Discovery made by bed rest study crucial to health of future astronauts

6 Oct 2017

Image: Chompoo Suriyo/Shutterstock

A recent study into the effects of inactivity on the human body could help astronauts survive the challenges of life in space.

It might seem like the easiest of studies, but being confined to a bed for 21 days as part of a bed rest study is no easy task, but it helps researchers better understand the effects of inactivity in the human body, particularly for astronauts.

Despite constantly moving to perform myriad different tasks aboard the International Space Station, significant parts of an astronaut’s body are left idle in zero gravity which could result in their muscles wasting away if they don’t perform daily exercise.

Dublin City University (DCU) and the 3U Diabetes Consortium have published a bed rest study in the journal Diabetologia that reveals some surprising results for both space travel and those of us on Earth.

Balanced diet isn’t enough

As part of the 3U Diabetes Consortium, the study collaborated with the European Space Agency’s PRODEX programme and Enterprise Ireland to get access to the bed rest study facilities.

Over the course of the three weeks, the researchers found, for the first time, that the body’s ability to regulate metabolism is tightly linked to the number of mitochondria – the powerhouse of our cells.

So, even though the participants were in energy balance and therefore did not gain fat mass, they lost muscle and became more resistant to insulin – which, for diabetic people on Earth, would be dangerous.

But with a type of simple exercise referred to as resistive vibration exercise, the harm caused to the body can be reduced and this came as a surprise to the lead researcher on the study, Dr Donal O’Gorman.

Surprising findings

“We were surprised that just five exercise sessions was sufficient to offset the changes in insulin sensitivity though we did not expect changes in all parameters,” he said.
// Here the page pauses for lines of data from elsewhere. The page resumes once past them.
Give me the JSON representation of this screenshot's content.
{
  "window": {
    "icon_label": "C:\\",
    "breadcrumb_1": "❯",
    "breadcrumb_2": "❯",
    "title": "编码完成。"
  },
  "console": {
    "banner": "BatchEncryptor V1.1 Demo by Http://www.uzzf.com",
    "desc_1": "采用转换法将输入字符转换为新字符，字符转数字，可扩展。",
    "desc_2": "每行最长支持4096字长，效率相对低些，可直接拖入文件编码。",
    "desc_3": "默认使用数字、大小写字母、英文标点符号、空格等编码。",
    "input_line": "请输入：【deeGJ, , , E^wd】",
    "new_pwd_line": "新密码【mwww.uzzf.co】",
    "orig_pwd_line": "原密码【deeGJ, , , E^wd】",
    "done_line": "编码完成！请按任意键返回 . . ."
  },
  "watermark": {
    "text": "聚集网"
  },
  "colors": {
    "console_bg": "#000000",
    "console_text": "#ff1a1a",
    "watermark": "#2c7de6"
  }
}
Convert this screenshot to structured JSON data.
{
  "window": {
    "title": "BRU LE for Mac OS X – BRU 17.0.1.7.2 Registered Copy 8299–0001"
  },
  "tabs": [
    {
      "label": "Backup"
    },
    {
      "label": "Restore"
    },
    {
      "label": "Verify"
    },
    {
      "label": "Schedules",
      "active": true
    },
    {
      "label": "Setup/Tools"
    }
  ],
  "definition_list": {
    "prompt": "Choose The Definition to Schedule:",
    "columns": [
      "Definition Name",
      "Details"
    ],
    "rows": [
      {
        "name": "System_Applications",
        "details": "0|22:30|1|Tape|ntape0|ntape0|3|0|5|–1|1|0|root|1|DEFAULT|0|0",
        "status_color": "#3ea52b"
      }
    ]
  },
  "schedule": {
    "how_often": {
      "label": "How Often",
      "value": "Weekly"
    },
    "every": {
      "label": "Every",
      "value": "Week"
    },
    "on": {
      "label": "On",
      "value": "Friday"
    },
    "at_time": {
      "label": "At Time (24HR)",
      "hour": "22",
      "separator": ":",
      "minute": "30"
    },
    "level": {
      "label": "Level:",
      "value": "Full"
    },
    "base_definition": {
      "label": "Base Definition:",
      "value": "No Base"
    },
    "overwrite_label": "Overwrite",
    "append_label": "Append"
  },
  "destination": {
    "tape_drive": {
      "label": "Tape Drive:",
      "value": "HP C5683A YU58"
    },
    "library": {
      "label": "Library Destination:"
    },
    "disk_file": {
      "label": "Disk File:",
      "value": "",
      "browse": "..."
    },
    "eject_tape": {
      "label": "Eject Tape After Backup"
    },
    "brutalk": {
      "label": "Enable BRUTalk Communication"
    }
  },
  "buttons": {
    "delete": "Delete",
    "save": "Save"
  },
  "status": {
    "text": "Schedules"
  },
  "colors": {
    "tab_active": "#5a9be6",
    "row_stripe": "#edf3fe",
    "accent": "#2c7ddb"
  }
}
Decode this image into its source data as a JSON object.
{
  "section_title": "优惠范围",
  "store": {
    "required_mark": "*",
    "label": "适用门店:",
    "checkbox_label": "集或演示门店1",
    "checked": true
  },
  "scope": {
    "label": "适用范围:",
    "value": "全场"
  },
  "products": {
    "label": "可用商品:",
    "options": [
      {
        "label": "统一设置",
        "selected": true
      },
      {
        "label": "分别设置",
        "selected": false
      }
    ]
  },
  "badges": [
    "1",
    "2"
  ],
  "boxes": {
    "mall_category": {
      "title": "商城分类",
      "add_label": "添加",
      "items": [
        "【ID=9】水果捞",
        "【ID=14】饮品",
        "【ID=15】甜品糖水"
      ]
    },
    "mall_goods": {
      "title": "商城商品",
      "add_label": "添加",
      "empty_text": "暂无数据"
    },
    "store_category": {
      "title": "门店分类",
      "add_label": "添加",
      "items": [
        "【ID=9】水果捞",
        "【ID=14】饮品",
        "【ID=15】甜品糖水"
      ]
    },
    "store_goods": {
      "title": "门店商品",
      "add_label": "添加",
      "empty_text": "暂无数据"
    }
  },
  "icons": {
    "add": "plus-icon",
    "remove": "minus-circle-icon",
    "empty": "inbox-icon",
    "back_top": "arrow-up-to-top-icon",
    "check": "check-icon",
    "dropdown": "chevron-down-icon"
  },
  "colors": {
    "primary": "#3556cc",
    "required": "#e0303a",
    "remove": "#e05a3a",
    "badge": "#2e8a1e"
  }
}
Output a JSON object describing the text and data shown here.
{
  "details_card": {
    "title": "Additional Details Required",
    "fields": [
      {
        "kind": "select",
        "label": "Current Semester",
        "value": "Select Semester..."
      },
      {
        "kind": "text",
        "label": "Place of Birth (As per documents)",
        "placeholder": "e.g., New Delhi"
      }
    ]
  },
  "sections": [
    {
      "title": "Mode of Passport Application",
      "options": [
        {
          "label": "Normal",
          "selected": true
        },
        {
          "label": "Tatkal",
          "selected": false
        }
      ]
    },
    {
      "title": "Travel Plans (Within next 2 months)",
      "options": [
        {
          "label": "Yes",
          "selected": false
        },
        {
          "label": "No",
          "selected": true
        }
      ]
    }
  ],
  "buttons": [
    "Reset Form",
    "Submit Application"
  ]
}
“We believe that the mitochondria are quite resilient to the changes due to bed rest and that what we observe is partly a protective effect to try and preserve normal function.”

He continued: “We think this sets the foundation for health-related changes that happen later in life as the muscle can only compensate for a reasonable period of time before negative effects start to accumulate.”

Another interesting finding, O’Gorman added, was that even though energy balance was maintained (with energy intake matching energy expenditure throughout bed rest) there were still decreases in insulin sensitivity and muscle mass.

This indicates that even if we perfected the amount of energy consumed to stay healthy from a dietary perspective, some degree of physical activity will be needed to actually stay healthy overall.

The team’s findings can now aid astronauts in preparation for space travel and inform useful countermeasures while in space.

The next step for O’Gorman and his team is to follow up with another bed rest study, but this time over 60 days to determine if this nutritional intervention can offset some of the negative changes that occur during bed rest and space flight.

Colm Gorey was a senior journalist with Silicon Republic